In a statement released on the Archewell website, he thanked the late Queen for her “commitment to service”, “sound advice” and “infectious smile”.
He added: “Granny, while this final parting brings us great sadness, I am forever grateful for all of our first meetings — from my earliest childhood memories with you, to meeting you for the first time as my Commander-in-Chief, to the first moment you met my darling wife and hugged your beloved great-grandchildren.”
CROWDS WEEP, ROYAL FANS PAY TRIBUTE
Crowds ten deep lined the Royal Mile in the Old Town in an outpouring of grief, mirroring the emotional scenes of Sunday when the country’s longest serving monarch’s coffin left the Highlands.
Mourners flocked to bow their heads, farmers lined their tractors in tribute and millions cheered and clapped when the official cortege, followed by a solemn Princess Anne from Balmoral, arrived in Edinburgh.
F1 GREAT’S BUTLER AND ROYAL FANS RECALL QUEEN MEMORIES
In a country known for its stiff upper lip, people wept openly in the streets.
From the time she acceded to the throne the Queen was a beloved figure in Britain, but few could have imagined the sheer outpouring of grief that has followed her death.
And people wept again when they watched Princess Anne bow her head when her mother arrived at the Palace of Holyroodhouse in Edinburgh.
Prince Andrew, Prince Edward and Edward’s wife Sophie, Countess of Wessex, were sombre as they received the coffin.
“She was an incredibly kind, and lovely woman, I served her twice in my life, and I feel incredibly sad today,” Edinburgh mourner Andy Kelly, F1 Racing driver Sir Jackie Stewart’s butler, said.
“I know she was the Queen but I feel sorry for the royal family, they are really feeling it, she was a grandmother, mother, she was human.”
Carra Still, 23, paid tribute to the monarch who was taught to drive in Windsor by her great, great grandmother Violet Cooper, a Sergeant Major in World War II.
“The Queen would have been about 18 when my great, great grandmother taught her to drive in a Range Rover, I’m sad the Queen has gone, she was everybody’s grandmother and afforded the country stability,” she said.
The Queen’s body will remain in Scotland until Tuesday night (local time) when the Princess Royal will accompany her late mother from Edinburgh Airport to RAF Northolt.
The coffin will be met by a Guard of Honour from the King’s Guard as it arrives at Buckingham Palace.
King Charles and Queen Camilla will watch as it is carried to the Bow Room where chaplains will keep watch.

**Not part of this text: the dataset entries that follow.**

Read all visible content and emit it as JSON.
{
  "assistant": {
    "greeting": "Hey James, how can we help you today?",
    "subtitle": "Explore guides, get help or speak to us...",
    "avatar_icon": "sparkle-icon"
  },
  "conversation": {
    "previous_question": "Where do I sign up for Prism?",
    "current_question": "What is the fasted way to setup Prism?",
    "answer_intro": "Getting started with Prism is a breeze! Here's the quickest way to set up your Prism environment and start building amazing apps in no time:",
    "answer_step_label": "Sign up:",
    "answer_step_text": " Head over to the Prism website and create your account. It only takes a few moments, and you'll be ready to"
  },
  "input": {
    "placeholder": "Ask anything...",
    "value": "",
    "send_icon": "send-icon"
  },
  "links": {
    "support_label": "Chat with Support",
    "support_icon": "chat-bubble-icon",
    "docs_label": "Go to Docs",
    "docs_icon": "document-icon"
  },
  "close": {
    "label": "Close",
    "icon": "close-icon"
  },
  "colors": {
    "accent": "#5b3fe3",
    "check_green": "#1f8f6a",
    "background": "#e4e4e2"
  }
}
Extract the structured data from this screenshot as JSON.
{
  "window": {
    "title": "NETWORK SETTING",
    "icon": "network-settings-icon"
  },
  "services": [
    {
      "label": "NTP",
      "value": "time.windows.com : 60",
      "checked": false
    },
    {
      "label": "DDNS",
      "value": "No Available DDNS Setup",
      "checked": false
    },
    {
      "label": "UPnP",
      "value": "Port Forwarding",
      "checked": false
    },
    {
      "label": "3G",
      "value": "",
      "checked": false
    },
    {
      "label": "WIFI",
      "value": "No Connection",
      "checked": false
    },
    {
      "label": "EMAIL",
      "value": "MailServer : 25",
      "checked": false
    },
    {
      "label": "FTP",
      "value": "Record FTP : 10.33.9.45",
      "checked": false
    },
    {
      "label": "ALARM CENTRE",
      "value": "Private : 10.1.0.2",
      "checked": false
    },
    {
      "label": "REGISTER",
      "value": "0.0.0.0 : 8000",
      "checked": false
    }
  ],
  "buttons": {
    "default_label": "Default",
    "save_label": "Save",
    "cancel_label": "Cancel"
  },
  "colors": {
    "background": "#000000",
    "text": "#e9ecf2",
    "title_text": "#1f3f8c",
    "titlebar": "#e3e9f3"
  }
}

On Wednesday, there will be a horse and carriage procession through the streets of London to Westminster Hall.
At Windsor Castle, where the coffin will travel in a final procession to St George’s Chapel for her burial, was on Monday overwhelmed with more than 100,000 mourners.
Colin Rayner, a former mayor of Windsor, said the town was expecting twice as many next week.
“When Harry and Meghan were married, we stopped counting at 200,000 people, this will be bigger than that,” he said.
Mr Rayner, 64, who was having a drink in the Prince Harry pub in Windsor, said the death of the Queen was devastating.
“We just cried when we heard the news,” he said.
“But we’re relieved because King Charles III has stepped up to the plate. It took us seven weeks to find a new Prime Minister but only a second to get a new Head of State.”
Tens of thousands lined Windsor High Street to watch a marching band, before Mayor Christine Bateson, officially farewelled Queen Elizabeth and welcomed King Charles III.
A town crier then led a stirring rendition of God Save the King, with the patriot crowd joining in.
Some children sat on two-metre high windowsills to get a better view of the ceremony in front of the Queen Victoria statue, which stands in the shadows of the castle.
Originally published as Queen honoured with final gesture as her four children pay sombre tribute